The punchline-that nothing has changed except the name-was true in every sense. The channel continued to do the same shows and use the same people as before. In fact, all new shows were ruled out till the rebranding exercise was through. This, say experts, was the most critical decision. "In a high-involvement product like news, continuity in product attributes is very important," says Sinha. Bijoor agrees. "As much as 80-85 per cent of the brand proposition in a news channel is the anchors, 7-8 per cent is the tone, tenor and decibel level," says he. At ABP News, all of these remained constant.
In March 2012 when Star's notice for pulling out of the joint venture finally came, the secret team was prepared. With some grace, the changeover was scheduled for June 1, 2012. In those 60 days, the three big steps in the logistics of rebranding the entire network were put in place.

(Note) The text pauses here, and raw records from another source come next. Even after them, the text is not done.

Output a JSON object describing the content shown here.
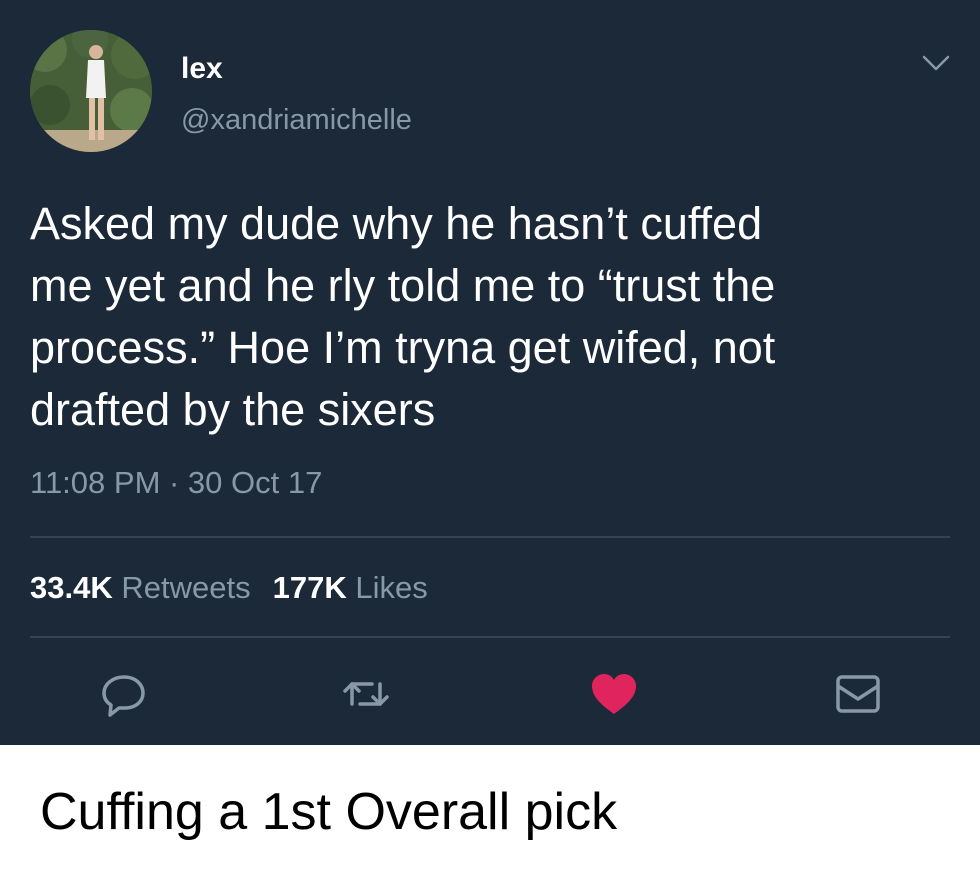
{
  "tweet": {
    "display_name": "lex",
    "handle": "@xandriamichelle",
    "text_lines": [
      "Asked my dude why he hasn’t cuffed",
      "me yet and he rly told me to “trust the",
      "process.” Hoe I’m tryna get wifed, not",
      "drafted by the sixers"
    ],
    "timestamp": "11:08 PM · 30 Oct 17",
    "retweets_count": "33.4K",
    "retweets_label": "Retweets",
    "likes_count": "177K",
    "likes_label": "Likes",
    "actions": [
      "reply-icon",
      "retweet-icon",
      "heart-icon",
      "message-icon"
    ],
    "liked": true
  },
  "caption": "Cuffing a 1st Overall pick",
  "colors": {
    "background": "#1c2938",
    "muted_text": "#8899a6",
    "divider": "#38444d",
    "like_red": "#e0245e"
  }
}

Changing the network
Step one was the actual physical change. Everything from mike IDs to OB vans, letterheads, employee and vendor contracts, among a dozen other things was changed. The anchors and reporters had to be trained to use the new name every time they spoke on air. "Every conceivable document, record, had to change. We had a tie up with YouTube for over three years-so the logo had to change in every video uploaded on YouTube with retrospective effect," says Venkatramani.
Step two was communicating that change to viewers, media buyers and advertisers, suppliers/vendors/cable-operators and newsmakers. Venkatramani sent 80,000 personalised letters to the stakeholders. Five of the top anchors on the three channels were picked to communicate the change to viewers. The media duties were given to Mindshare. The goal was to achieve 70 per cent reach in the four-plus group in the six-week campaign. "By the fourth week of the campaign, we had delivered on our objective," says Venkatramani. The tricky part was ensuring that advertisers and cable/DTH operators did not desert the company. While there was no trouble from the latter, some advertisers did leave. But most stayed because of the ABP linkage.
Step three was keeping the team steady. As luck would have it, Star's notice came in March, when appraisals were due. The company identified 100 key people and bound them into three- year loyalty programmes. By April, the increments were operational. This ensured that attrition actually went down during the transition period.
The flaws? Both analysts and competitors wonder why ABP did not do a group rebranding and then migrate that to the news network. As things stand, the national identity of this over 90-year-old company now stems from its youngest business-television-and not from the one that houses its core strengths in content, print. The Telegraph and Anandabazar Patrika have a cult-like following in the eastern part of the country. The inside view is that the top management did not want to go that route. Sinha agrees with the decision. "A company rebranding exercise cannot happen just for one news channel. It has to be part of a larger strategic shift for the company. For example, if it decides to become a large national brand," says he. For now Businessworld magazine and ABP News remain its national face.